What does the organisation do to ensure that their information is secure? All computers can’t be accessed without a password and other information is kept in a locked safe. What does the organisation do to ensure that sensitive/personal information remains confidential? All staff members sign a confidentiality agreement form to insure personal information is kept safe. How does the organisation collect and dispatch information?
It is important that I have a secure system for recording and storing of information in a health and social care setting, as I am providing a duty of care to my clients. I must make sure that no one can access others information and records apart from persons who have the authorisation to do so, otherwise it may fall into the wrong hands and be used against them by carrying out fraudulent activity. It is imperative for the care worker to abide by the policies of confidentiality and follow the legislation of the Data Protection Act 1998. 2.1 Describe features of manual and electronic information storage systems that help ensure security? I could use a manual security storage system which could be files, records paperwork
All communications are confidential, and should not be discussed with people not involved with the service user. Communication between work colleagues is essential, so that the service user has the best possible care, and all staff are aware of the current needs of the service user. 1.2 Explain how effective communication affects all aspects of the learner’s work within the care setting I communicate using: Service user record books, Talking with work Colleagues, Staff in the office and meetings with my Line Manager. Effective communication is important as it ensures that all information is clear, accurate, non-judgmental or opinionated and informative. This helps reduce the possibility of mistakes being made in the service users care and ensuring the correct care is given.

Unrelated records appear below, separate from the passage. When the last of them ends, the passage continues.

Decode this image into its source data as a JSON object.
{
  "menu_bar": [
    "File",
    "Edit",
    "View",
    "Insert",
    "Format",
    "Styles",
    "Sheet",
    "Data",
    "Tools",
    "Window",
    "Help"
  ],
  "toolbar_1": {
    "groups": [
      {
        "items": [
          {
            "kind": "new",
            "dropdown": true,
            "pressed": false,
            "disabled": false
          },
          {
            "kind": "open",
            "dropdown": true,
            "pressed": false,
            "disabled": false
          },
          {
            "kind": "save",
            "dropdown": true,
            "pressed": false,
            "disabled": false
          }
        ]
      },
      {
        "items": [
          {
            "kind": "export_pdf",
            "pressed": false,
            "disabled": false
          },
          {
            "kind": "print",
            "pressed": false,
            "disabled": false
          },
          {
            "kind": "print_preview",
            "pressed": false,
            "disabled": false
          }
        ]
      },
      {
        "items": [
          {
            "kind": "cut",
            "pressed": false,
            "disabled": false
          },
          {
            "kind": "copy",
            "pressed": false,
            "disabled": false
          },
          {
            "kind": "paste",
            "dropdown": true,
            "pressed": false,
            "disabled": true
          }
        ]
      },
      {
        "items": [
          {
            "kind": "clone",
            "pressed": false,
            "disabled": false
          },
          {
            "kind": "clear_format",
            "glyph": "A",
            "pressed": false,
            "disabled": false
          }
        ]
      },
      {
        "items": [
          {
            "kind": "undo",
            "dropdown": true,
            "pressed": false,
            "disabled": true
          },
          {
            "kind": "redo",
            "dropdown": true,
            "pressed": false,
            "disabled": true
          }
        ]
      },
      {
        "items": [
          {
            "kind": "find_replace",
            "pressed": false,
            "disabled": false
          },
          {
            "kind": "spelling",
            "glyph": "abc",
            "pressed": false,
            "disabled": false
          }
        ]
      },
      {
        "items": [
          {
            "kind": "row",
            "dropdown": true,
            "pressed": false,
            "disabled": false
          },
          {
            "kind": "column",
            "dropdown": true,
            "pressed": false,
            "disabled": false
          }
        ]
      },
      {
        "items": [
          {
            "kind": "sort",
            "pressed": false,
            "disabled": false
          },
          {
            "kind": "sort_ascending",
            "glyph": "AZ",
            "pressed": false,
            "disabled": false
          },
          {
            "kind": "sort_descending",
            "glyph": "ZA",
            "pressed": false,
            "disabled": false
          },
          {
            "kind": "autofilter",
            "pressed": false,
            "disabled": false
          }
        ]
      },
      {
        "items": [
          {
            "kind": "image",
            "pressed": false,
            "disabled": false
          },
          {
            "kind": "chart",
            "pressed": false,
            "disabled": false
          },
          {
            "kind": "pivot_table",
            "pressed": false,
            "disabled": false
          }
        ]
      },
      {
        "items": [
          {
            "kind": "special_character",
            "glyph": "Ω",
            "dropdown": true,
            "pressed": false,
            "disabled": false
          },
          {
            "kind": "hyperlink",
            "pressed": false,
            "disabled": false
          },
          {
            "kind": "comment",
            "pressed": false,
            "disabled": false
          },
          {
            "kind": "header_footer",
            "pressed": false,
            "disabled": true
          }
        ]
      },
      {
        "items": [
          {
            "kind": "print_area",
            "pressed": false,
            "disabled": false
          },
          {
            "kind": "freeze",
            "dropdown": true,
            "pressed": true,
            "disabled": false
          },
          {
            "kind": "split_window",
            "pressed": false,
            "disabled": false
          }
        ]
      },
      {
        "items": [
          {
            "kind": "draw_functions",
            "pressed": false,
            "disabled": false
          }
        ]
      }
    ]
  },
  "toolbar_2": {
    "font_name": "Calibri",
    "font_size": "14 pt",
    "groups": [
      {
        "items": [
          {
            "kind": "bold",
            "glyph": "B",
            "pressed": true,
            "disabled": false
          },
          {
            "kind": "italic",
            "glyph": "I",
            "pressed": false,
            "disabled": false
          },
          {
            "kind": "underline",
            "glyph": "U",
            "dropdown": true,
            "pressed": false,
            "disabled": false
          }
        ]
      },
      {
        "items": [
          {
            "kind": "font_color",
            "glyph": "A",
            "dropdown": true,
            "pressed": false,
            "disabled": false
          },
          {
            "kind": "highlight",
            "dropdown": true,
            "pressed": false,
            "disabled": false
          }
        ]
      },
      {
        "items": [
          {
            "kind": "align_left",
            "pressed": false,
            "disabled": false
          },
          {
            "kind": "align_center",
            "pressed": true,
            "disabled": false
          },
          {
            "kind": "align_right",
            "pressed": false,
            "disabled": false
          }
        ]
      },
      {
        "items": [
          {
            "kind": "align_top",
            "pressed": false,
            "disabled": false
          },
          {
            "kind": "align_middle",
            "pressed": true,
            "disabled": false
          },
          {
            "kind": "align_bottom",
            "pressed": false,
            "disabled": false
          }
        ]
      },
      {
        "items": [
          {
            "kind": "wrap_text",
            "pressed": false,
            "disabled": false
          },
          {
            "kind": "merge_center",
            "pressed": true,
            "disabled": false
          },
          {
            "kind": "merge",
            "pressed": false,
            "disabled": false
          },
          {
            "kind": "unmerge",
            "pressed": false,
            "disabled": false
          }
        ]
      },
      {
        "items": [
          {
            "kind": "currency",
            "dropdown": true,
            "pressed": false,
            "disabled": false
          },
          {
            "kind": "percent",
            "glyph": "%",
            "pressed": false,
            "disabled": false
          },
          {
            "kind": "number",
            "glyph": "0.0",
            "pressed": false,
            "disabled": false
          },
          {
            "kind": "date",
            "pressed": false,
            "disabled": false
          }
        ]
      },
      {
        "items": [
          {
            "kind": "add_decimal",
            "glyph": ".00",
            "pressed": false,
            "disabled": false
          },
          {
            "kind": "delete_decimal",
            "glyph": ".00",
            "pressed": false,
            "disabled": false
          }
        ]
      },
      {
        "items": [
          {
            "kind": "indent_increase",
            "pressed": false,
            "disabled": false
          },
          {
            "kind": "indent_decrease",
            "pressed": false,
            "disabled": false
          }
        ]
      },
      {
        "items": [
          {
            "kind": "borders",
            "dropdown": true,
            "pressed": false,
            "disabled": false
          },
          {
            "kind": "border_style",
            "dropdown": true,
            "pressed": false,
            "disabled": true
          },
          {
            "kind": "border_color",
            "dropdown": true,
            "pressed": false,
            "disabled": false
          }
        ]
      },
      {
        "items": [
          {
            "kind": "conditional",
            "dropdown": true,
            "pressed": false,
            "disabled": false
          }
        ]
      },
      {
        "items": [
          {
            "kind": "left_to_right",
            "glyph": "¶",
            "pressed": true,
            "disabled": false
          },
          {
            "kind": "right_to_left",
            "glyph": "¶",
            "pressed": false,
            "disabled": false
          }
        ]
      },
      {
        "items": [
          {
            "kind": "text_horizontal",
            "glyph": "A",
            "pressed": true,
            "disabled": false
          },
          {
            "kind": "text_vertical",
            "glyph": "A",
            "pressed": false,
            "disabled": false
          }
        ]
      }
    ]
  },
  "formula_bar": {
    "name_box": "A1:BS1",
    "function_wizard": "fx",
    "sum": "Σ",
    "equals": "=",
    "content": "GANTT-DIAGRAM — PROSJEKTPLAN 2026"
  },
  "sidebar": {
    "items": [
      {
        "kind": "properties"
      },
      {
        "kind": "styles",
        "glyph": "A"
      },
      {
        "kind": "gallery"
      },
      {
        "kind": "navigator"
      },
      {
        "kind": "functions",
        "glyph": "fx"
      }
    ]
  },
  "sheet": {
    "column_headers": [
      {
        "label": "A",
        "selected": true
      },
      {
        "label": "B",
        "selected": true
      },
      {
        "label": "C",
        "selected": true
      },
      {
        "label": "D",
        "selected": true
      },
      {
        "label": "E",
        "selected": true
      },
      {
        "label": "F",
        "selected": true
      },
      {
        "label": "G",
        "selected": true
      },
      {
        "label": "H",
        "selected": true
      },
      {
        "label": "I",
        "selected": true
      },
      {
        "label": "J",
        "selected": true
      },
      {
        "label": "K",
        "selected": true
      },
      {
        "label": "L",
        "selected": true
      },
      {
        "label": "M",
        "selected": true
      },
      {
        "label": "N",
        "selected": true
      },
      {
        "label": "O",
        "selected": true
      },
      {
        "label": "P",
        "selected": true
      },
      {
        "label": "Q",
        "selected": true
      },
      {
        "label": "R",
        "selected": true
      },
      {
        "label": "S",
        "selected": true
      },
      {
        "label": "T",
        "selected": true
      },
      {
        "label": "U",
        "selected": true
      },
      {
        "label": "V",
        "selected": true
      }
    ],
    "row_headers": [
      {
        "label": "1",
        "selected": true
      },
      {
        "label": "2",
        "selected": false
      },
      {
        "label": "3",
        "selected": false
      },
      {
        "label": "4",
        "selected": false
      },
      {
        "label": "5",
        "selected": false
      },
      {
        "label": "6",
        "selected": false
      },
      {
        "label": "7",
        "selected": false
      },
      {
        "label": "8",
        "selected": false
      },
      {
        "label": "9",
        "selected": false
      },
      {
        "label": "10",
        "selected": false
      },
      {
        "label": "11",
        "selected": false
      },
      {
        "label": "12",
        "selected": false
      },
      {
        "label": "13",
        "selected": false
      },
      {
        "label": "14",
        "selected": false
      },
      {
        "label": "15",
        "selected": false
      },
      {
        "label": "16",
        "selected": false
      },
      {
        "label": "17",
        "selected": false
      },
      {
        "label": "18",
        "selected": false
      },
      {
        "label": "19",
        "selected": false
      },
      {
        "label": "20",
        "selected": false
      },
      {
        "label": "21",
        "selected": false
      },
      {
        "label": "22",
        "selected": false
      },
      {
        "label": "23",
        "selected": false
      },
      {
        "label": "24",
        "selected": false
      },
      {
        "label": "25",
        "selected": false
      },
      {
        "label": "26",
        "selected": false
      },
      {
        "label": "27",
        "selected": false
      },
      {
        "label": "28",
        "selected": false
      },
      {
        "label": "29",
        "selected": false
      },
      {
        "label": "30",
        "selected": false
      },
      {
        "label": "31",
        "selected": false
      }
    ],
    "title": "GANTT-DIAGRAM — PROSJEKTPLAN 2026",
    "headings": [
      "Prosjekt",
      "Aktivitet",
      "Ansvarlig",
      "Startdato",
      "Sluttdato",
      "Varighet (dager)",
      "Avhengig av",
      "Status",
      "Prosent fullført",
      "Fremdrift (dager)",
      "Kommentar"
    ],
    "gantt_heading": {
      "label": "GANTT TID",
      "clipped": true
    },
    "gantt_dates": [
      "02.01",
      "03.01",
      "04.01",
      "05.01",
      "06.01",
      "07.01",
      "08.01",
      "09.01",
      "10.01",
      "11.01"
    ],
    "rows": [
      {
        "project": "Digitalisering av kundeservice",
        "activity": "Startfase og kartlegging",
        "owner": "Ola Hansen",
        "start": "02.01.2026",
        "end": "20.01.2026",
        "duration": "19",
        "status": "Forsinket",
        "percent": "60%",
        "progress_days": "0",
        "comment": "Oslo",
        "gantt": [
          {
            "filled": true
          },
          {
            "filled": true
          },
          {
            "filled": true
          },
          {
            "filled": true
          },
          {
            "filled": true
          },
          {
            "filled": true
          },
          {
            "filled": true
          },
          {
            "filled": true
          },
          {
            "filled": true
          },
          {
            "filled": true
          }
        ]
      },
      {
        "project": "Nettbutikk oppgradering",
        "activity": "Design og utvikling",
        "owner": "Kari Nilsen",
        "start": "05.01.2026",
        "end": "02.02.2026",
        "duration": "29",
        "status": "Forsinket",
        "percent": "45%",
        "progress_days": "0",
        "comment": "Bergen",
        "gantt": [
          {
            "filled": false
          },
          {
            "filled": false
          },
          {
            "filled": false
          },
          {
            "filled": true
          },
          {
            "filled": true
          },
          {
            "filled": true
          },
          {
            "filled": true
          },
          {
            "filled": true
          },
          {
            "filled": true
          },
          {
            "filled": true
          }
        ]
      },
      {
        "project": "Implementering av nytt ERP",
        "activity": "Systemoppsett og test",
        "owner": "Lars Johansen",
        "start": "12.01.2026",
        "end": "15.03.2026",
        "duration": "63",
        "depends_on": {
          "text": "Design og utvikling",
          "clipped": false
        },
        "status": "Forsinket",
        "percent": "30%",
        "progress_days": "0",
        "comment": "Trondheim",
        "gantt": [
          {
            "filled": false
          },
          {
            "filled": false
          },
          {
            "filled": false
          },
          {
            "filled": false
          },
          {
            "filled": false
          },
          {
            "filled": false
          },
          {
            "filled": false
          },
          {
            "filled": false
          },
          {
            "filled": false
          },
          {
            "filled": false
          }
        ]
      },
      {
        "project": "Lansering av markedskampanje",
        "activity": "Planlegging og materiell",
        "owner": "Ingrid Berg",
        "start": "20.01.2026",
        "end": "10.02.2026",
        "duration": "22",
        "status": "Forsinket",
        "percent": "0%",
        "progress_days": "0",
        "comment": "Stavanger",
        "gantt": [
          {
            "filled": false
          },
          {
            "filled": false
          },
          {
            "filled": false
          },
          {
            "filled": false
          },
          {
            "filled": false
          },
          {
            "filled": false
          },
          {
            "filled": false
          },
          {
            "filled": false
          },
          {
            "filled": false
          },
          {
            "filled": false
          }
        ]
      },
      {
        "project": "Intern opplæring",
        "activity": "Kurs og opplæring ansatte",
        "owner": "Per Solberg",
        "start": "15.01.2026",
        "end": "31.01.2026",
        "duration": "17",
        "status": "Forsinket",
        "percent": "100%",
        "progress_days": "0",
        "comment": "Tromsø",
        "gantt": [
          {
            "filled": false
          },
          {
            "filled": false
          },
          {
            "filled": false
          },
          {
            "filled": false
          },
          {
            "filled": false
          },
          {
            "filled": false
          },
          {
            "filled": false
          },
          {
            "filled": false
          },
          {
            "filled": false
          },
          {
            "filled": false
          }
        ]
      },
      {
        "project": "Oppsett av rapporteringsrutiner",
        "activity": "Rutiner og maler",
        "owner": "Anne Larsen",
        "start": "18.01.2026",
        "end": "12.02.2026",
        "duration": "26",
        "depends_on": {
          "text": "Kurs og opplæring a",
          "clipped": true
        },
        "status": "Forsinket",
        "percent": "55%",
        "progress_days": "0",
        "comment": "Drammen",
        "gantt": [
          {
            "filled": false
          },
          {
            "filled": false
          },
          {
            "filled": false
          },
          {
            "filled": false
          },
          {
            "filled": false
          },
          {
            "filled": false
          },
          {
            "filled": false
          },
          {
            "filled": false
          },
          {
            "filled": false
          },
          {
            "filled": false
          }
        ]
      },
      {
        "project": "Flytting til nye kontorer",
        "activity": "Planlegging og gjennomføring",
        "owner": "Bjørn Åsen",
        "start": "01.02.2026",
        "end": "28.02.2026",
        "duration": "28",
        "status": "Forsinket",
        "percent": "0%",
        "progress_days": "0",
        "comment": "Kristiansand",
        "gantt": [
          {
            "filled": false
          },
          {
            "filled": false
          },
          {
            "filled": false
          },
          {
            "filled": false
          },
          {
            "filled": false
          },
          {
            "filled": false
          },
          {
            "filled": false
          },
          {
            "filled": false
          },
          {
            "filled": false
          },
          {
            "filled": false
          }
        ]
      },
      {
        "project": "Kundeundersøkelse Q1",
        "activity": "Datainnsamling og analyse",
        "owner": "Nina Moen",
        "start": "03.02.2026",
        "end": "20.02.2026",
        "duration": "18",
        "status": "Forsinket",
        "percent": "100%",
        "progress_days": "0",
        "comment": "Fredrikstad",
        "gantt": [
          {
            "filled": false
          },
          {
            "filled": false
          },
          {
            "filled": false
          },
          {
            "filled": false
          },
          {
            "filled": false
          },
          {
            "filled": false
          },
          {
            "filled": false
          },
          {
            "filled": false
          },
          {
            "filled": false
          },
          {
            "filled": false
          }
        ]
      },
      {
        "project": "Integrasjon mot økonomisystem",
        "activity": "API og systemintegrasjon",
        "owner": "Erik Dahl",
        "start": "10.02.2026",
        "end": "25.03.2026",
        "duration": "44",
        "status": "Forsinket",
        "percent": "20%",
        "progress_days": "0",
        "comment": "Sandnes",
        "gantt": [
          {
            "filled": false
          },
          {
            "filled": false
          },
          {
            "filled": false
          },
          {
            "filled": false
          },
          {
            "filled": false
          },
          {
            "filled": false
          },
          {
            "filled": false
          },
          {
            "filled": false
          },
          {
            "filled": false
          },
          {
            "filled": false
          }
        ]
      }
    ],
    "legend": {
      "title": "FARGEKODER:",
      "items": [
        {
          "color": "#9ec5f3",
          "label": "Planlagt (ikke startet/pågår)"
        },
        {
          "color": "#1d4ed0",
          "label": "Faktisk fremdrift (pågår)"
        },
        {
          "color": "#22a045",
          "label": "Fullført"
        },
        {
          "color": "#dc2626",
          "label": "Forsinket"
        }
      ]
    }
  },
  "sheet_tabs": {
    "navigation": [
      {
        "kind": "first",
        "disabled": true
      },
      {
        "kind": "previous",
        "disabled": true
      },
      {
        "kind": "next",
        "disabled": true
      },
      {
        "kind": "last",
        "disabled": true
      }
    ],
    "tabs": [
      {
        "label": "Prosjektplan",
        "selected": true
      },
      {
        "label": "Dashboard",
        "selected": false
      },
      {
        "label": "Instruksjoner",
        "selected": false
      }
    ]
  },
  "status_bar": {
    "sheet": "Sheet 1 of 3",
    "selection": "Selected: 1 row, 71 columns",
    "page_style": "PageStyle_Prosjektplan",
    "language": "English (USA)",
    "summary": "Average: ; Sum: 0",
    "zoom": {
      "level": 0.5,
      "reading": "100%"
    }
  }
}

Unit 209 Understand how to handle information in social care settings. Outcome 1 Understand the need for secure handling of information in social care settings. 1.1 Identify the legislation that relates to the recording, storage and sharing of information in social care. The Data Protection Act 1998 controls how your personal information is used by organisations, businesses and the government. Everyone responsible for using data or storing data has to follow strict rules called 'Data protection principles' these are as follows: Used fairly and lawfully used for specifically stated purposes kept for no longer than is absolutely necessary kept safe and secure Not transferred outside the UK without adequate protection For more sensitive information such as ethnic background, political opinions, religious beliefs, health, sexual health and criminal records there is stronger legal protection.
To ensure safety, security and well-being of individuals, so information is accurate, unaltered and readily available only to those authorised to access it, legal requirement to storeinformation securely. | Outcome 2 Know how to access support for handling information in social care settings 2.1 Describe how to access guidance, information and advice about handling information. Consult, seek permission from co-workers, managers, experts, the individuals or theirnext of kin, ensuring training in information handling is up-to-date, adhering to policies and procedures of organisation and legislativerequirements. | 2.2 Explain what actions to take when there are concerns over the recording, storing or sharing of information. Lines of reporting - authority and providing a record of concerns,